But when Charlie wrote this passage he wasn’t contemplating cuts of the magnitude embodied in the sequester—$1.2 trillion over 10 years, which translates into immediate domestic discretionary cuts of 9 percent. (The defense cuts would be 13 percent.) Nor was he contemplating that these cuts would be made during a recovery as fragile as the one we have today. Cuts in spending by the Pentagon and state and local governments already caused the economy to contract during the last quarter of 2012. “A cut of these dimensions is going to be harmful to the economy,” Charlie told me, and calculating the extent of the sequester’s effects is going to be especially difficult.

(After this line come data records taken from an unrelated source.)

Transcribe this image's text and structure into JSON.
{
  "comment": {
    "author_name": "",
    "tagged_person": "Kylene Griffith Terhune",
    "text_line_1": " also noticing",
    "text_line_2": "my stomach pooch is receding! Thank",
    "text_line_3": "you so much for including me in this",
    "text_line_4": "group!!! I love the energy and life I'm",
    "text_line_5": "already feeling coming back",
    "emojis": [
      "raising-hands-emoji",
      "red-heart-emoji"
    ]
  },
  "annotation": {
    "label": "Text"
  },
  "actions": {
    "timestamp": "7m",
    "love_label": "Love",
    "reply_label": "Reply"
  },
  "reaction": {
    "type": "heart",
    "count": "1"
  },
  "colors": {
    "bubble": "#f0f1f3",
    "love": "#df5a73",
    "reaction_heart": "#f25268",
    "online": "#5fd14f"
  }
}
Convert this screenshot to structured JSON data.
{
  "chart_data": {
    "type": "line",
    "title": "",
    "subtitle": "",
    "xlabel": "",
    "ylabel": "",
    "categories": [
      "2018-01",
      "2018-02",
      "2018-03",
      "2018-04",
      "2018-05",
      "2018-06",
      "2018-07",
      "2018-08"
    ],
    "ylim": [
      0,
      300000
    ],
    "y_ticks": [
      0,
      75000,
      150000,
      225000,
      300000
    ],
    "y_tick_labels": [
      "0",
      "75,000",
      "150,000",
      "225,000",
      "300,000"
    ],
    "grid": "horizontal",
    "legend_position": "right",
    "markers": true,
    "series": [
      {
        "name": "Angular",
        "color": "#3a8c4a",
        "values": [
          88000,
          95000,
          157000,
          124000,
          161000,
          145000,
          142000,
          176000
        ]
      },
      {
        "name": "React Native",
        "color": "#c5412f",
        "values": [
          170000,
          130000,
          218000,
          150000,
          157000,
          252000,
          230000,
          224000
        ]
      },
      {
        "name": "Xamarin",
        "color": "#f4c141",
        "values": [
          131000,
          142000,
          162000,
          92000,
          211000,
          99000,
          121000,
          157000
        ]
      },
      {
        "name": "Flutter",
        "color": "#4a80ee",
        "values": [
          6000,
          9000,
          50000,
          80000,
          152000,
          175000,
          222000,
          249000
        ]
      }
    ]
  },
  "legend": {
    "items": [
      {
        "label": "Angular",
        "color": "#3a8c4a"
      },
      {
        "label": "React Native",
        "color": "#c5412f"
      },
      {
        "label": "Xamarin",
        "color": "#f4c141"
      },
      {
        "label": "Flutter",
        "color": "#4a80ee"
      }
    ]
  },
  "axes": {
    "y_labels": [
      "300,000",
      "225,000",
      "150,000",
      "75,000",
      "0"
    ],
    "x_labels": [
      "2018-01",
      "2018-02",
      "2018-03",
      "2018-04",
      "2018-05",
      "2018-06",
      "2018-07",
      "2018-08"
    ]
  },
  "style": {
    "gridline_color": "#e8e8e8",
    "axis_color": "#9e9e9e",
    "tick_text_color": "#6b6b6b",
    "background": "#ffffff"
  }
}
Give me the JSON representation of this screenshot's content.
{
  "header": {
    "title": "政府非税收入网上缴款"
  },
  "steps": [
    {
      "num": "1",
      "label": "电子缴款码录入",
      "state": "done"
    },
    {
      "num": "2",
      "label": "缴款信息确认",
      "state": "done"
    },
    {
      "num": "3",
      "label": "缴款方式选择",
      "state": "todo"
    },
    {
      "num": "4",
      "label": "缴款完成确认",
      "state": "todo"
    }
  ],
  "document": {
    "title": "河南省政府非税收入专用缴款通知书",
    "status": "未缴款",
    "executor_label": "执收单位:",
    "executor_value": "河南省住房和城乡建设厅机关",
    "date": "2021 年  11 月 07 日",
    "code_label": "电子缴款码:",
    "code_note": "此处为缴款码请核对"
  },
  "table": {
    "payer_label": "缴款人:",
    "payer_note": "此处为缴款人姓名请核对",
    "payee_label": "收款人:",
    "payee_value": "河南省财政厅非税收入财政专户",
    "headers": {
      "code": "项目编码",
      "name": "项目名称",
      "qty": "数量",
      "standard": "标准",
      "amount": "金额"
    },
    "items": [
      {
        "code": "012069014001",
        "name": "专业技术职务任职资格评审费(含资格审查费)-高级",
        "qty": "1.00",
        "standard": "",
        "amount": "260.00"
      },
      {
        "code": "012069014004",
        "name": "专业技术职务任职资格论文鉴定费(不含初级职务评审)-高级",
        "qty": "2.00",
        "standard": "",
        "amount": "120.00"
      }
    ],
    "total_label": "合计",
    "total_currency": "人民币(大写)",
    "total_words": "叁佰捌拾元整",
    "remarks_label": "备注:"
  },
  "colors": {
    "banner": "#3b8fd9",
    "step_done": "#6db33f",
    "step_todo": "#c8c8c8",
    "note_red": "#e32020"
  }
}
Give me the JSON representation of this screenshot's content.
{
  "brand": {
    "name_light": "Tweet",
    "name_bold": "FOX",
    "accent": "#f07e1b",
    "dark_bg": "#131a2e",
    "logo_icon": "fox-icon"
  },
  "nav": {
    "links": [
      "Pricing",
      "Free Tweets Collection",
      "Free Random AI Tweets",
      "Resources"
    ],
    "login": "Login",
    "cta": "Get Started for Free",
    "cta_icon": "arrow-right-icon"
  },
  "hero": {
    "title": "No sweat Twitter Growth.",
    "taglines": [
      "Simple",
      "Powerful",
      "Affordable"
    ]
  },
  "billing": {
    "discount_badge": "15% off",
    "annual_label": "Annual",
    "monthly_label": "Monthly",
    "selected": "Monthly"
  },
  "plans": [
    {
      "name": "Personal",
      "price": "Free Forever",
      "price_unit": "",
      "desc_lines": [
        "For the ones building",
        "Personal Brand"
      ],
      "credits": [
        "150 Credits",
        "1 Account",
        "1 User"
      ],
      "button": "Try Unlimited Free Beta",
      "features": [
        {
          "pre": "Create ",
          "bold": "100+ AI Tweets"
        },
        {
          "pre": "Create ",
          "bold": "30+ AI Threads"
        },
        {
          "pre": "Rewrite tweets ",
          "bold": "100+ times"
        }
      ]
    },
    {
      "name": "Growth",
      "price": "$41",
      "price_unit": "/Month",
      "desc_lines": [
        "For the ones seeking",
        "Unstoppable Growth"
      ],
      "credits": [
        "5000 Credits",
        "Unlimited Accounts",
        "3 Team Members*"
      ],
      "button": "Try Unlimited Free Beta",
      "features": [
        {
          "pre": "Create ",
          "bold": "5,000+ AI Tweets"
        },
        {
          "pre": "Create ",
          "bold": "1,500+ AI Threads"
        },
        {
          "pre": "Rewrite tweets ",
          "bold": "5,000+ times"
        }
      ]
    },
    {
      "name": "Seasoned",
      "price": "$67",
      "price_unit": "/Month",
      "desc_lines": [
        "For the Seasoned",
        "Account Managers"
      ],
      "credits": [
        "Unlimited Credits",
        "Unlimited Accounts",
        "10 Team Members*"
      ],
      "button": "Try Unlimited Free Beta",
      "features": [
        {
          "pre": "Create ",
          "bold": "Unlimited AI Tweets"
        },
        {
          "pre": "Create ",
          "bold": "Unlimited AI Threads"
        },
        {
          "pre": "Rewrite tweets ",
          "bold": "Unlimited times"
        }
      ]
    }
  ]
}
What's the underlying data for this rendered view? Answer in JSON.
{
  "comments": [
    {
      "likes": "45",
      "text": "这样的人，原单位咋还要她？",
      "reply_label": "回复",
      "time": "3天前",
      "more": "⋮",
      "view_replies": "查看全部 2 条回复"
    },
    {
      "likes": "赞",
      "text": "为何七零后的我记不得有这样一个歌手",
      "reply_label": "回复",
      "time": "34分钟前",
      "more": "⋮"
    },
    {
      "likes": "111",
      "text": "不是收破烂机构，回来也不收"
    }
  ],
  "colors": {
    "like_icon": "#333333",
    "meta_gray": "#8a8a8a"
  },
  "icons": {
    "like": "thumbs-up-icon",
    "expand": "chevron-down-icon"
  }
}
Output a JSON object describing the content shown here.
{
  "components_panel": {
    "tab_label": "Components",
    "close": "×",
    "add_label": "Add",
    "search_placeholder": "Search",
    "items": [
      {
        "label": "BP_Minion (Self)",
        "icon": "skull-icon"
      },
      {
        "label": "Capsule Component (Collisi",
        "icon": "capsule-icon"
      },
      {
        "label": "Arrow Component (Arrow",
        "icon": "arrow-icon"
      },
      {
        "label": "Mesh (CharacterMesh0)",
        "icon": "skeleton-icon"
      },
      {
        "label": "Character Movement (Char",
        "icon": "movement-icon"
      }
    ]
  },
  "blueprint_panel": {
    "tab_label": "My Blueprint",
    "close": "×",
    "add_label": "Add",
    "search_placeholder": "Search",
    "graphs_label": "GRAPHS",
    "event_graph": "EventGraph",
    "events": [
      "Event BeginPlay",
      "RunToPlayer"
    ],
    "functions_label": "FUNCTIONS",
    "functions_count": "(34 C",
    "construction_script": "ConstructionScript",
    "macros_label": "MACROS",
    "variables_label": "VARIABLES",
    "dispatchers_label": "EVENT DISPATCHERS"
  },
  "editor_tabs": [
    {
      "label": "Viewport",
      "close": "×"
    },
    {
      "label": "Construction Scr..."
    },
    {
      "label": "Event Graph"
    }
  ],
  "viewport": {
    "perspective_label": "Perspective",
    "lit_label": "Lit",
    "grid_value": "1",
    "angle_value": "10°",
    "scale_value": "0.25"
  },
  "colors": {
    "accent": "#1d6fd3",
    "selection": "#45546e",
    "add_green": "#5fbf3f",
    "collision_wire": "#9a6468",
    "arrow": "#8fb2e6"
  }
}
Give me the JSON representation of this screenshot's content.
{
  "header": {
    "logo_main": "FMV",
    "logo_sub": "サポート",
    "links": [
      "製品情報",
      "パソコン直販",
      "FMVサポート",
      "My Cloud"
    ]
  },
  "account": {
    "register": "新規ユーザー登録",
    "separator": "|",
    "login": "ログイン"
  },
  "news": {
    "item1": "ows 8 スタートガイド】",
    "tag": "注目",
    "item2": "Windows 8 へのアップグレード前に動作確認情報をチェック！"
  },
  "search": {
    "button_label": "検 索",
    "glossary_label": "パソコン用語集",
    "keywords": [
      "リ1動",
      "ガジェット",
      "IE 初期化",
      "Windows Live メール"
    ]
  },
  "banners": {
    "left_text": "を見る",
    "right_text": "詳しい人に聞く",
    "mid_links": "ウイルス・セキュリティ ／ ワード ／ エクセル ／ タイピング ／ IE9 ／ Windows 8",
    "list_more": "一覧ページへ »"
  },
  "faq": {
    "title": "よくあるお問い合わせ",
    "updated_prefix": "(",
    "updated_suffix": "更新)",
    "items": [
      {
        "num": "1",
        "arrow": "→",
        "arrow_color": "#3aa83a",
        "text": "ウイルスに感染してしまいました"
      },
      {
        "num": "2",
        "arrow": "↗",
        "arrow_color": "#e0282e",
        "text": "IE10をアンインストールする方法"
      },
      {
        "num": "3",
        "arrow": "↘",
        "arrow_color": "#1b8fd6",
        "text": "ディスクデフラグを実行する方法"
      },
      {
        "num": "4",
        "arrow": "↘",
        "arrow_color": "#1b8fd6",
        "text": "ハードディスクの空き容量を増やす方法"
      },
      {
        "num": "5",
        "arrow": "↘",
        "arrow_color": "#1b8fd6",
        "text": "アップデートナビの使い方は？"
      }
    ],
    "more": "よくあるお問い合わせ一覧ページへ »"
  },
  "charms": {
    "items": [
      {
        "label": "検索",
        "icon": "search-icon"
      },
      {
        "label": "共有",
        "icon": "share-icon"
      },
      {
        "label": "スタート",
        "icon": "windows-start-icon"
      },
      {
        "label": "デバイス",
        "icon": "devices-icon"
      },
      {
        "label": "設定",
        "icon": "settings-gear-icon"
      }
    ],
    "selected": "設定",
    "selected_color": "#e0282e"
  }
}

If the economy contracts a second time during the present quarter, the U.S. economy will be back in recession. Perhaps naively, when the news about last quarter’s contraction came out I concluded that the Republicans would quickly agree to cancel (or at least postpone) the sequester. They don’t want a recession, do they? Since Obama’s a lame duck, then couldn’t even capitalize on it to deny him another term. But the current Republican strategy appears to be: We don’t care if we cause a recession. We just want to cut the hell out of government spending. Even if it means cutting the hell out of defense spending.
I still don’t believe Republicans will be able to pursue for very long a strategy to cut Pentagon spending by 13 percent in 2013 and 8 percent thereafter. But I’m impressed by how long they’ve held their ground. The Wall Street Journal editorial page talks a good game when it calls this “The Unscary Sequester.” The sequester, it says, “will help the economy by leaving more capital for private investment.” The Journal, at least in this instance, rejects what Paul Krugman calls “weaponized Keynesianism,” i.e., the idea that defense spending, and only defense spending, can stimulate a weakened economy. But even the Journal concedes that the cuts are “troublesome” with respect to national security.
But you want to know what the impact of those domestic cuts will be. Here’s what the White House is now predicting: 70,000 kids dropped from Head Start, up to 2,100 fewer food inspections, up to 373,000 “seriously mentally ill” people untreated, more than a thousand FBI agents let go, about a thousand fewer criminal cases prosecuted (as hundreds of prosecutors are furloughed), a thousand fewer research grants from the National Science Foundation (affecting 12,000 scientists), about 1,200 fewer workplace inspections, four million fewer Meals on Wheels for senior citizens, cuts in emergency unemployment compensation of up to 9.4 percent….
And, oh, one more. Cuts in FEMA grants that help state and local governments employ, yes, firefighters. This time I think it may actually be true.